Kenneth Rosen, a UC Berkeley economist and real estate consultant, published a paper Wednesday titled The Case For Preserving Costa Hawkins, in hopes of swaying voters against Proposition 10.

Proposition 10, which will go before voters in November, would repeal the 1995 Costa-Hawkins Act, a state law that severely curtails rent control in California cities.
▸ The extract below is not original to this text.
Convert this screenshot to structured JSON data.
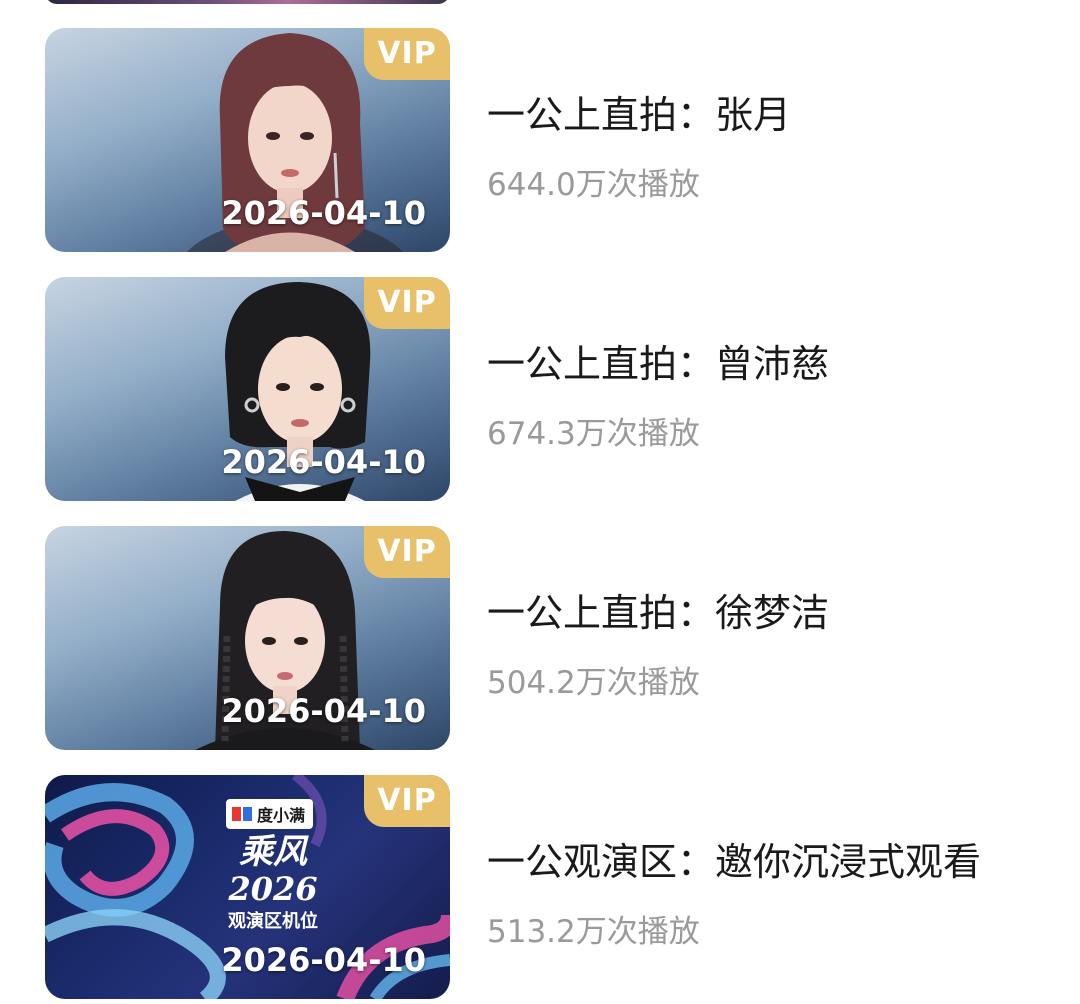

For example, under Costa-Hawkins, only San Francisco apartments built before 1979 may be subject to rent control.

Passing Proposition 10 would not in and of itself create any new rent control housing, but it would allow cities to expand rent control stock for the first time in decades if they so choose.

Rosen, however, argues that turning the clock back to 1994 will stifle new housing and drain apartment stock.

 

Read more on Curbed SF

 

Markets may be signaling rising recession risk: Fed study

A narrowing gap between short-term and long-term borrowing costs could be signaling heightened risk of a U.S. recession, researchers at the San Francisco Federal Reserve Bank said in a study published on Monday.

The research relies on an in-depth analysis of the gap between the yield on three-month and 10-year U.S. Treasury securities, a gap that like other measures of short-to-long-term rates has narrowed in recent months.

Several Fed officials have cited this flattening yield curve as a reason to stop raising interest rates, since historically each time it inverts, with short-term rates rising above long-term rates, a recession follows.

The study, published in the San Francisco Fed’s latest Economic Letter, bolsters that view.

“In light of the evidence on its predictive power for recessions, the recent evolution of the yield curve suggests that recession risk might be rising,” wrote San Francisco Fed research advisers Michael Bauer and Thomas Mertens.

Still, they noted, “the flattening yield curve provides no sign of an impending recession” because long-term rates, though falling relative to short-term rates, remain above them.

 

 

Read more on Business Insider